Modules are a vital architectonical component that, together with language packages, libraries and themes, defines the ecosystem of a Magento platform.
The module’s task is to provide a defined functionality or extend a pre-existing business logic. It’s important to make sure each module is responsible for a single functionality and to not let its dependencies arch out to different modules.
In keeping with Magento's commitment to optimal modularity, a module encapsulates one feature and has minimal dependencies on other modules.
You can find detailed information on modules in Magento documentation here:
A module contains XML configuration files and PHP files, also known as models, blocks or controllers. Each of them fulfills its role in an MVVM (Model, View, ViewModel) design pattern.
In most cases, modules can be found in a vendor folder, in a location Magento is installed in. They can also be kept and developed in Magento’s root directory in
app/code/vendor-name/module-name (for example: app/code/Snowdog/Academy).
Here’s an example of the structure of a module in a module-cms case:
Api — define service interfaces and data interfaces
Block — here you can find view classes
Controller — contains controller classes, which are responsible for user’s interactions with the system
etc — configuration files of a given module
Helper — classes with helper methods, which can be used in each layer of an application
i18n — translations
Model — Models and ResourceModels of data — a Model is a class representing an entire entity or a record from a database. A ResourceModel is a class that allows models to communicate with a database by fetching and saving information.
Observer — observer classes are executed on various system events. Usually, when a given event is dispatched in a system, for example, making an order, the observer creates a model instance to perform a particular business logic (for example, after making an order, send an order confirmation email to the customer)
Setup — classes responsible for updating tables and relations in databases and Data Patches.
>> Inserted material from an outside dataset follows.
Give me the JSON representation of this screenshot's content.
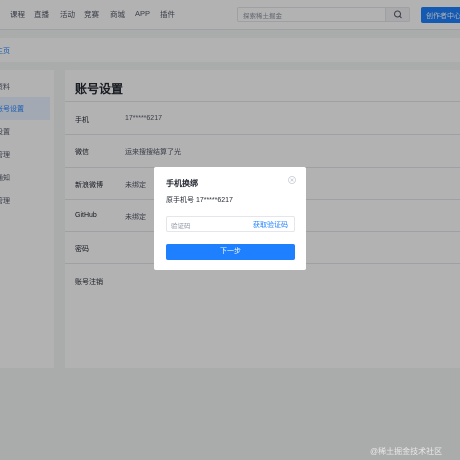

Because of them, we are able to update, add and delete data (for example, adding a new product attribute). More details about the mechanism here: https://devdocs.magento.com/guides/v2.4/extension-dev-guide/declarative-schema/data-patches.html
Test — unit tests along with definitions of those tests
UI — user interface elements (for example a grid or a form)
view — static view files (phtml)
More details on files in module structure can be found in documentation here: https://devdocs.magento.com/guides/v2.4/extension-dev-guide/build/module-file-structure.html
Defining and activating the module
All you need in order to activate a Snowdog_Academy module that does not yet contain any functionality is:
- registration.php file — place it in the
app/code/Snowdog/Academydirectory, where you can register the module by providing its name and information that the object that’s being registered is a module. We use the following style — Snowdog as the name of the organization or a developer who created the module and module-academy as the module name, which outlines its main use.
- module.xml file, which you can place in:
app/code/Snowdog/Academy/etcwhere you also have to provide the module name and its version (starting from 1.0.0)
After clearing the cache (you have to execute the
php bin/magento cache:clean command in the directory where Magento is installed), your new module named Snowdog_Academy will be visible on the list of available Magento modules.
This blogpost is part of the Snowdog Academy series which will help you to become a Junior Magento Developer.